Dataset rows for apps and sites
>>

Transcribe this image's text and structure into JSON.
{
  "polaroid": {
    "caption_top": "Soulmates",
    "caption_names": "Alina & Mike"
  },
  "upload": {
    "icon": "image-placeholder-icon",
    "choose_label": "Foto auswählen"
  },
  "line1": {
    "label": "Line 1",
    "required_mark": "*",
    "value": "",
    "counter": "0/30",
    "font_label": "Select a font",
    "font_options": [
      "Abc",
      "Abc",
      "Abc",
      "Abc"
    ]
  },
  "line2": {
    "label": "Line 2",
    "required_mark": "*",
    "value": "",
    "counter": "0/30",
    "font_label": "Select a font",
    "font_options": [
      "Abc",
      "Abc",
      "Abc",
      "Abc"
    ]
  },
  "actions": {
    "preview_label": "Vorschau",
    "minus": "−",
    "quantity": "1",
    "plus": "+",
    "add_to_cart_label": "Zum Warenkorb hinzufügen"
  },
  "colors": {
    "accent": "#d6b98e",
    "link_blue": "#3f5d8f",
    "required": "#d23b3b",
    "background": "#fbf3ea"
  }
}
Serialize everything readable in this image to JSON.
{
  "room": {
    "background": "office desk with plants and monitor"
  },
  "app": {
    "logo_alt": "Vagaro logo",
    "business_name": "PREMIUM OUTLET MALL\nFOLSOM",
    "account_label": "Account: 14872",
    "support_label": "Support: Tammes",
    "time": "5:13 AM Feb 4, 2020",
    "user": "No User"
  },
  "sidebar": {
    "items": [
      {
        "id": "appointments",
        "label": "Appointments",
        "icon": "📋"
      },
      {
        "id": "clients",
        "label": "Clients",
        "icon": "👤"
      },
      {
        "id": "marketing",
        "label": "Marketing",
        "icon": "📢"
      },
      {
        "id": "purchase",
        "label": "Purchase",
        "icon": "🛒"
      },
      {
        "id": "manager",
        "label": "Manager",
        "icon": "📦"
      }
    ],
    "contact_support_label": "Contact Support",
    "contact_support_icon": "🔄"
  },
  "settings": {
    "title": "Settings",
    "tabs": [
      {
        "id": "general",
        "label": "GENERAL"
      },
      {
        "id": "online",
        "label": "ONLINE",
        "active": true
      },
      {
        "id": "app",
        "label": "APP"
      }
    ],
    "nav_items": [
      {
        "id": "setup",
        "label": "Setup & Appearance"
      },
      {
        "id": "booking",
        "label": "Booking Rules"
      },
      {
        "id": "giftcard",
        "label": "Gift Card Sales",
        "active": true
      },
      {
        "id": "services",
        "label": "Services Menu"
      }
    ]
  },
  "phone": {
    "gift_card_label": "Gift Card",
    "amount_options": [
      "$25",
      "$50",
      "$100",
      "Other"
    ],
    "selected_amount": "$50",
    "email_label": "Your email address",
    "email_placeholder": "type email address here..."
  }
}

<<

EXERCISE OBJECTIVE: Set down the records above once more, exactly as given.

ANSWER TO THIS EXERCISE:
Transcribe this image's text and structure into JSON.
{
  "polaroid": {
    "caption_top": "Soulmates",
    "caption_names": "Alina & Mike"
  },
  "upload": {
    "icon": "image-placeholder-icon",
    "choose_label": "Foto auswählen"
  },
  "line1": {
    "label": "Line 1",
    "required_mark": "*",
    "value": "",
    "counter": "0/30",
    "font_label": "Select a font",
    "font_options": [
      "Abc",
      "Abc",
      "Abc",
      "Abc"
    ]
  },
  "line2": {
    "label": "Line 2",
    "required_mark": "*",
    "value": "",
    "counter": "0/30",
    "font_label": "Select a font",
    "font_options": [
      "Abc",
      "Abc",
      "Abc",
      "Abc"
    ]
  },
  "actions": {
    "preview_label": "Vorschau",
    "minus": "−",
    "quantity": "1",
    "plus": "+",
    "add_to_cart_label": "Zum Warenkorb hinzufügen"
  },
  "colors": {
    "accent": "#d6b98e",
    "link_blue": "#3f5d8f",
    "required": "#d23b3b",
    "background": "#fbf3ea"
  }
}
Serialize everything readable in this image to JSON.
{
  "room": {
    "background": "office desk with plants and monitor"
  },
  "app": {
    "logo_alt": "Vagaro logo",
    "business_name": "PREMIUM OUTLET MALL\nFOLSOM",
    "account_label": "Account: 14872",
    "support_label": "Support: Tammes",
    "time": "5:13 AM Feb 4, 2020",
    "user": "No User"
  },
  "sidebar": {
    "items": [
      {
        "id": "appointments",
        "label": "Appointments",
        "icon": "📋"
      },
      {
        "id": "clients",
        "label": "Clients",
        "icon": "👤"
      },
      {
        "id": "marketing",
        "label": "Marketing",
        "icon": "📢"
      },
      {
        "id": "purchase",
        "label": "Purchase",
        "icon": "🛒"
      },
      {
        "id": "manager",
        "label": "Manager",
        "icon": "📦"
      }
    ],
    "contact_support_label": "Contact Support",
    "contact_support_icon": "🔄"
  },
  "settings": {
    "title": "Settings",
    "tabs": [
      {
        "id": "general",
        "label": "GENERAL"
      },
      {
        "id": "online",
        "label": "ONLINE",
        "active": true
      },
      {
        "id": "app",
        "label": "APP"
      }
    ],
    "nav_items": [
      {
        "id": "setup",
        "label": "Setup & Appearance"
      },
      {
        "id": "booking",
        "label": "Booking Rules"
      },
      {
        "id": "giftcard",
        "label": "Gift Card Sales",
        "active": true
      },
      {
        "id": "services",
        "label": "Services Menu"
      }
    ]
  },
  "phone": {
    "gift_card_label": "Gift Card",
    "amount_options": [
      "$25",
      "$50",
      "$100",
      "Other"
    ],
    "selected_amount": "$50",
    "email_label": "Your email address",
    "email_placeholder": "type email address here..."
  }
}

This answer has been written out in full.